Your reply should hold only the lines from the records below where "Ctrl" occurs.
Start of Block
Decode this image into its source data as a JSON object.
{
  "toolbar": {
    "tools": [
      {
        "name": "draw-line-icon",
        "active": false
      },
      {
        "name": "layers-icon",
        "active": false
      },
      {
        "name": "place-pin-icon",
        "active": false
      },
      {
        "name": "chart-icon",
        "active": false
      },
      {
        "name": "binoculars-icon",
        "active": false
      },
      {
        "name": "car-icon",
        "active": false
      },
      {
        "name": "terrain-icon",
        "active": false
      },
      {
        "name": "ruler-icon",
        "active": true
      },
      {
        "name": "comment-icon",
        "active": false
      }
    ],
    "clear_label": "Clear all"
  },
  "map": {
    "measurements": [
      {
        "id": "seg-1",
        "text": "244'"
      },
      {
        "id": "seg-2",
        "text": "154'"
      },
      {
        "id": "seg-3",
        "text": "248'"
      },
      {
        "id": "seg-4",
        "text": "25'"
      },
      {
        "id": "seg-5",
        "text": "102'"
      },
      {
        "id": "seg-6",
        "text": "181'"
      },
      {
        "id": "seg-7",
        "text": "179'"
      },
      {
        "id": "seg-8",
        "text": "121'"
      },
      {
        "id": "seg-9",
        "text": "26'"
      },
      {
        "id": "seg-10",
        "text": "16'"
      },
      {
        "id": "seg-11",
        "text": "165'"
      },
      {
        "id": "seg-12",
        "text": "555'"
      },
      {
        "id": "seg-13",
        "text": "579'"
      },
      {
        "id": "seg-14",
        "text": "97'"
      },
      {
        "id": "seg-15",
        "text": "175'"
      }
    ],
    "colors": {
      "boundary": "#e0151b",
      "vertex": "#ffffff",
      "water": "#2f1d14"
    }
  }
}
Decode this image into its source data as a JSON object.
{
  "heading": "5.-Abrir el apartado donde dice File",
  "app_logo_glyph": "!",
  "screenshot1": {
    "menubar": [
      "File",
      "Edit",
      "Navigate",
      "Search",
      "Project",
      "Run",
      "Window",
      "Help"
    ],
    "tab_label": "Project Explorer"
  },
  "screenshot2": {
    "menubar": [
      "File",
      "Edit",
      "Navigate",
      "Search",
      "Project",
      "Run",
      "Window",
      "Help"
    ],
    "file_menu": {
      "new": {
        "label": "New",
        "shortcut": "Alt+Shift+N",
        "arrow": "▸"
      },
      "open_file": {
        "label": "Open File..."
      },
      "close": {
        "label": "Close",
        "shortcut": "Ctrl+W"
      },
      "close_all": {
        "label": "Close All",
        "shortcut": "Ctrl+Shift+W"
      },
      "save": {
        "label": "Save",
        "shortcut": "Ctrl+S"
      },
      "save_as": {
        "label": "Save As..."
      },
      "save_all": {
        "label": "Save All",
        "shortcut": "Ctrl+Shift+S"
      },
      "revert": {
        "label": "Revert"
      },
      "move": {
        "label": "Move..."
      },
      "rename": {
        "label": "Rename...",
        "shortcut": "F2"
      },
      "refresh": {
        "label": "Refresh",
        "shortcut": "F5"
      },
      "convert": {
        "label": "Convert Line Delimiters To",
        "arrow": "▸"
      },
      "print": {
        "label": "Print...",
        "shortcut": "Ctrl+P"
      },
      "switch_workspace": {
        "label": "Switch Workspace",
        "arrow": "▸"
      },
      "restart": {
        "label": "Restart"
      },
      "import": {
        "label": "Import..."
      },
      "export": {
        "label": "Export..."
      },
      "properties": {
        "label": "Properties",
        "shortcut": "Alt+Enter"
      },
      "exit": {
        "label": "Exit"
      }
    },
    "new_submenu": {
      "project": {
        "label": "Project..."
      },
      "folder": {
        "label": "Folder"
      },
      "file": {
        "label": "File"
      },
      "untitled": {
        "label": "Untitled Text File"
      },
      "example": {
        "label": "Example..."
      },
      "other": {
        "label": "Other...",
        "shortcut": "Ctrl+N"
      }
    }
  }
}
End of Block
▶ FINAL ANSWER
        "shortcut": "Ctrl+W"
        "shortcut": "Ctrl+Shift+W"
        "shortcut": "Ctrl+S"
        "shortcut": "Ctrl+Shift+S"
        "shortcut": "Ctrl+P"
        "shortcut": "Ctrl+N"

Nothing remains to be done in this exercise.